### AIM OF THE TASK
Filter the entries for lines with the word "English".

### SOURCE RECORDS

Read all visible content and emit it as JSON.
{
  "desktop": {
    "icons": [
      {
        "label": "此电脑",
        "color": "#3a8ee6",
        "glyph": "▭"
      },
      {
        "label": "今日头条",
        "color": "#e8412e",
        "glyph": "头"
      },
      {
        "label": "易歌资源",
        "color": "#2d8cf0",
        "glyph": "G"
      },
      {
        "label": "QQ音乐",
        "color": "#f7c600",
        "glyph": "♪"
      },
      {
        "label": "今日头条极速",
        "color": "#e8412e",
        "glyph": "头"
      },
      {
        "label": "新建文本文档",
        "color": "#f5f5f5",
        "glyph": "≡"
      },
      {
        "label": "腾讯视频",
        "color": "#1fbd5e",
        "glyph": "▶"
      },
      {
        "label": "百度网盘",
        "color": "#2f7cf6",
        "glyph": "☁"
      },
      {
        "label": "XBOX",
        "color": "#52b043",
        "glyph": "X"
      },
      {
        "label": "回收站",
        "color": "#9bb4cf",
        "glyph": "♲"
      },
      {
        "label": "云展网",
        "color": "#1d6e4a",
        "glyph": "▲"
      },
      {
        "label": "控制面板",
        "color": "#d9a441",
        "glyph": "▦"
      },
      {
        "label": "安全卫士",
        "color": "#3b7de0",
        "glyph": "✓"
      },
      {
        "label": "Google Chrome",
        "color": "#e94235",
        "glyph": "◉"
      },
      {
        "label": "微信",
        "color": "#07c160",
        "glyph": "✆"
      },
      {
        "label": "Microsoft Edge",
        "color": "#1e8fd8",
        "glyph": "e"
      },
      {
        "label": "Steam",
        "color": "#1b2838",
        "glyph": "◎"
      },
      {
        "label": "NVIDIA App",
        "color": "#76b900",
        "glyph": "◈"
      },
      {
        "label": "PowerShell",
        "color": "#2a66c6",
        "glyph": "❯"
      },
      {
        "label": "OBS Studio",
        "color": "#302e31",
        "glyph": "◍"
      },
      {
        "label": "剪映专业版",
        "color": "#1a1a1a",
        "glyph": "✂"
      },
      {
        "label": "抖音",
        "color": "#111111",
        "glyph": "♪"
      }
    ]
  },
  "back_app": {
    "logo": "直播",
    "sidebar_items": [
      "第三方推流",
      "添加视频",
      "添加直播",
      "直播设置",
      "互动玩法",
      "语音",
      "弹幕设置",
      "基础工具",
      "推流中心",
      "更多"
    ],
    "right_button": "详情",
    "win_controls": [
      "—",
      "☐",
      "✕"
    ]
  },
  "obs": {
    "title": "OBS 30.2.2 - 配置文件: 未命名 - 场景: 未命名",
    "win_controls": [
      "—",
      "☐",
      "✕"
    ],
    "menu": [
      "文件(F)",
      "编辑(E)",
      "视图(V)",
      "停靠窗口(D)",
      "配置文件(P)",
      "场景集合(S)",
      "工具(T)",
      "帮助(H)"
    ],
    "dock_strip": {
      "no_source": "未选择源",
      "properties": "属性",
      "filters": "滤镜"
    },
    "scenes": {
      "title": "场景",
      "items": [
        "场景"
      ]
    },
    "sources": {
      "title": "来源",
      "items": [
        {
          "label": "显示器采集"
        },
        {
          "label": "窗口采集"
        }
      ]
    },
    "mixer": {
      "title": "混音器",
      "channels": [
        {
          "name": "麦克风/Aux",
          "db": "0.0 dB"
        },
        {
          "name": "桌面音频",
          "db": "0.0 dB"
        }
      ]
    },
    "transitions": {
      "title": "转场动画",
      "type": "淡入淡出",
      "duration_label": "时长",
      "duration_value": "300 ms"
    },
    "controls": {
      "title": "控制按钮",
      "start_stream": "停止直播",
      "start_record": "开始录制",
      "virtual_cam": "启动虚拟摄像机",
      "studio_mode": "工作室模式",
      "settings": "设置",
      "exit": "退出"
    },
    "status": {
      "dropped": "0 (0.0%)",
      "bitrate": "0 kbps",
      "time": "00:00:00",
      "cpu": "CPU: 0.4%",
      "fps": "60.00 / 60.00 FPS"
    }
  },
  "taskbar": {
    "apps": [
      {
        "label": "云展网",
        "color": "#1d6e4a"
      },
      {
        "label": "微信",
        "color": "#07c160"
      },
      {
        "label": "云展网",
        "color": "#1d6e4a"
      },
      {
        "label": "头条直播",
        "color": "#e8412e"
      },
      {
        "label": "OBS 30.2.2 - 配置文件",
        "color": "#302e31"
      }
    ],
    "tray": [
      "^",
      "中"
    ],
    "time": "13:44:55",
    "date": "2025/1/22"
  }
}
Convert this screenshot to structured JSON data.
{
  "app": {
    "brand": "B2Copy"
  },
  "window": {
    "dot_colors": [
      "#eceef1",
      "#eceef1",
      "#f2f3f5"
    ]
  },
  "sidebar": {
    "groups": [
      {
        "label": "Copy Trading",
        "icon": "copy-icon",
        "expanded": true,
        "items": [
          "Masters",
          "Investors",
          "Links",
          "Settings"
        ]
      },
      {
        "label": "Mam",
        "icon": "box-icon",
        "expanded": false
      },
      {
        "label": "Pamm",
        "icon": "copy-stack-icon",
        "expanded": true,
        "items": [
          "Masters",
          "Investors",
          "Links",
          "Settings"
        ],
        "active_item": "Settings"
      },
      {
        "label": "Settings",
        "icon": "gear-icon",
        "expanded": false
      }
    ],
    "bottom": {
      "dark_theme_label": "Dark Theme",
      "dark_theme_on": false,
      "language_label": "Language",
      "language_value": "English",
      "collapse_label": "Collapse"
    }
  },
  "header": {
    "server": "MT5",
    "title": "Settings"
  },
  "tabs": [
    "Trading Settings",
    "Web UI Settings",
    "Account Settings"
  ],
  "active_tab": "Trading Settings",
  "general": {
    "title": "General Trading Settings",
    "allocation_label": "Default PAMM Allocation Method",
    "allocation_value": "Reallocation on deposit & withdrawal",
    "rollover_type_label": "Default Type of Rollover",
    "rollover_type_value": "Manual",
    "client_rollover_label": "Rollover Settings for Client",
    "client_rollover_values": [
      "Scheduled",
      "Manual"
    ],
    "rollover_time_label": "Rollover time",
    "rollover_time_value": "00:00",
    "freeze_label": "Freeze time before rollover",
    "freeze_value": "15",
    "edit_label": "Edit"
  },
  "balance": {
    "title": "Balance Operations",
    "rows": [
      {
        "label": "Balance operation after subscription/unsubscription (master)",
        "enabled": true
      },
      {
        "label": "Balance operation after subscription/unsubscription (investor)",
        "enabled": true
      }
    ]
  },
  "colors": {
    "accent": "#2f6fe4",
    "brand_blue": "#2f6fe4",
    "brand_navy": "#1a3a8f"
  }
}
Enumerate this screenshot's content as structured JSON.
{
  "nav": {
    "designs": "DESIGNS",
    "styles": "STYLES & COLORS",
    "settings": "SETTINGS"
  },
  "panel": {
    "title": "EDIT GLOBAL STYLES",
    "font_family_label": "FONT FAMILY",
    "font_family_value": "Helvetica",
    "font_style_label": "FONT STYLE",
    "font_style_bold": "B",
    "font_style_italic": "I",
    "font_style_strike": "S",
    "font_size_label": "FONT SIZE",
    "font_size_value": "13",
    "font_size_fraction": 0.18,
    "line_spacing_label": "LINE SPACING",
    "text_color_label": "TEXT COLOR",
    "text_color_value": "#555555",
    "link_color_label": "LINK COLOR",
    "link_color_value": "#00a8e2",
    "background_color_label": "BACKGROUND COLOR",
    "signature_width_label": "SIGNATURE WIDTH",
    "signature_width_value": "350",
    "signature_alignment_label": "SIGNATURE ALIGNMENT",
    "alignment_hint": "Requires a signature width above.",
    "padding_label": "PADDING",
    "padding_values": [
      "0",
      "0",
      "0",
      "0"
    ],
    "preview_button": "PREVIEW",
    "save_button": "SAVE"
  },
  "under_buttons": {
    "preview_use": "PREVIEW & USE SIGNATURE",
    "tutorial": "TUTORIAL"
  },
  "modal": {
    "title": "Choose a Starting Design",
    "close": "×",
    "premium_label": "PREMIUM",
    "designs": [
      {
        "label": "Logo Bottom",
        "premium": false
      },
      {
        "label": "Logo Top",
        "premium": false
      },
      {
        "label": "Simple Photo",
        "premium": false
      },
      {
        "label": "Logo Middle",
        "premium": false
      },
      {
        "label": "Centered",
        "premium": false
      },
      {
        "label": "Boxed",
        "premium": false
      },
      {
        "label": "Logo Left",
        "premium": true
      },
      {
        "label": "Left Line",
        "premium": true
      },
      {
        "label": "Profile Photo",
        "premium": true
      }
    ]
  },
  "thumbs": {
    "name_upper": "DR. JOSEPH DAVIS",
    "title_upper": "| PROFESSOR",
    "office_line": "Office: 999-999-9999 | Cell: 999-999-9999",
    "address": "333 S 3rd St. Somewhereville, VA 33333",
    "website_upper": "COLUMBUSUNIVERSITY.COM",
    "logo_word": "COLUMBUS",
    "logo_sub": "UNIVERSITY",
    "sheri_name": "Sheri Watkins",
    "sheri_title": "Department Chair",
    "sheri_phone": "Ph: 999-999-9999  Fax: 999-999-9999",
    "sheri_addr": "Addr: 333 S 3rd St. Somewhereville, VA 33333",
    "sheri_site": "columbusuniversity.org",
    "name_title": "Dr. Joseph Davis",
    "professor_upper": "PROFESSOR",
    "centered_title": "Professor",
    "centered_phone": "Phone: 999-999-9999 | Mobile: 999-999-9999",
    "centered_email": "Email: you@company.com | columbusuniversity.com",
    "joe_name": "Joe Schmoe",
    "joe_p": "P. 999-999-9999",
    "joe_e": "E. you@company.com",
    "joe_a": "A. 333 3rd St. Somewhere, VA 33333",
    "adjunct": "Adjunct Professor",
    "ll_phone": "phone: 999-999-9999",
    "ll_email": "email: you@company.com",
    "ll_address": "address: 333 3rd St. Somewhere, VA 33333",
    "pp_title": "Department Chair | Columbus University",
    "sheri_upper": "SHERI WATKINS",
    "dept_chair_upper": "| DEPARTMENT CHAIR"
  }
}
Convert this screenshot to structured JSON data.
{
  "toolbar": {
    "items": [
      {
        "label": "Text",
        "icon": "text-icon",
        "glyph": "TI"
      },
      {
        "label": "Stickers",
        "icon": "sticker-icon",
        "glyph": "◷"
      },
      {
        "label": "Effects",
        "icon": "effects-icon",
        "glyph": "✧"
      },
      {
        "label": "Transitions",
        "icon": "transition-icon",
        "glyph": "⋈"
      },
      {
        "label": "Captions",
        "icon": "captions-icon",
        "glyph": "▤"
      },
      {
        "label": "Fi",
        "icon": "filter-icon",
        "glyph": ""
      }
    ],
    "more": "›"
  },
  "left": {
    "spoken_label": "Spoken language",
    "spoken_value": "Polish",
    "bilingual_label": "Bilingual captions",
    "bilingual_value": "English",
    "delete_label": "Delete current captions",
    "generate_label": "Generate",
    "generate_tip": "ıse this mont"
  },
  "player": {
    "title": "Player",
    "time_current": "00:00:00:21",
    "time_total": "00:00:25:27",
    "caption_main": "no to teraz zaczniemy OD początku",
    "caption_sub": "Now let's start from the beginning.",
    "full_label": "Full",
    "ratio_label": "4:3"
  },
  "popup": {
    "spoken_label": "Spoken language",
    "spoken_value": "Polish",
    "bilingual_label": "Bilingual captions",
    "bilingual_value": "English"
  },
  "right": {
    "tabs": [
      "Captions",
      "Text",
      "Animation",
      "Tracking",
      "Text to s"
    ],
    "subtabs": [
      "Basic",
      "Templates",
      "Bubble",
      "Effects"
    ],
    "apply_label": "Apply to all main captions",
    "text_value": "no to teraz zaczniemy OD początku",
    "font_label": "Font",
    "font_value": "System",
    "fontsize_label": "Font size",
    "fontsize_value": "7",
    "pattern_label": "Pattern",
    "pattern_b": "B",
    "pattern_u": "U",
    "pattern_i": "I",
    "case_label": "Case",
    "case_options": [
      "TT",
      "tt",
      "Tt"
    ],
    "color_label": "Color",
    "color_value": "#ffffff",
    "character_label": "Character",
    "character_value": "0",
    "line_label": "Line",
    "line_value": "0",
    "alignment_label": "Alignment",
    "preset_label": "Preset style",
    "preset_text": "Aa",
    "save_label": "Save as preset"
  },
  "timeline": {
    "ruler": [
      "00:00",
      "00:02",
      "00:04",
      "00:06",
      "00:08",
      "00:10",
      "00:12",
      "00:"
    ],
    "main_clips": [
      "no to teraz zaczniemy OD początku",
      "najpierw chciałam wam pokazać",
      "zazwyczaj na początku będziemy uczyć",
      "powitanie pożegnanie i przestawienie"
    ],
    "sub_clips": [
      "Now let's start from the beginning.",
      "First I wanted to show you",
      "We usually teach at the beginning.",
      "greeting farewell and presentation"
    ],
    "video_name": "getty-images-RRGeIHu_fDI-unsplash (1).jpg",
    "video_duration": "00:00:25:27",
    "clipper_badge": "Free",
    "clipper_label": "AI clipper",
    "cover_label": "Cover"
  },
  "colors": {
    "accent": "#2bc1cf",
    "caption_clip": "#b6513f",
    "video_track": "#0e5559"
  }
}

### RESULT FOR THIS EXERCISE
      "language_value": "English",
    "bilingual_value": "English",
    "bilingual_value": "English"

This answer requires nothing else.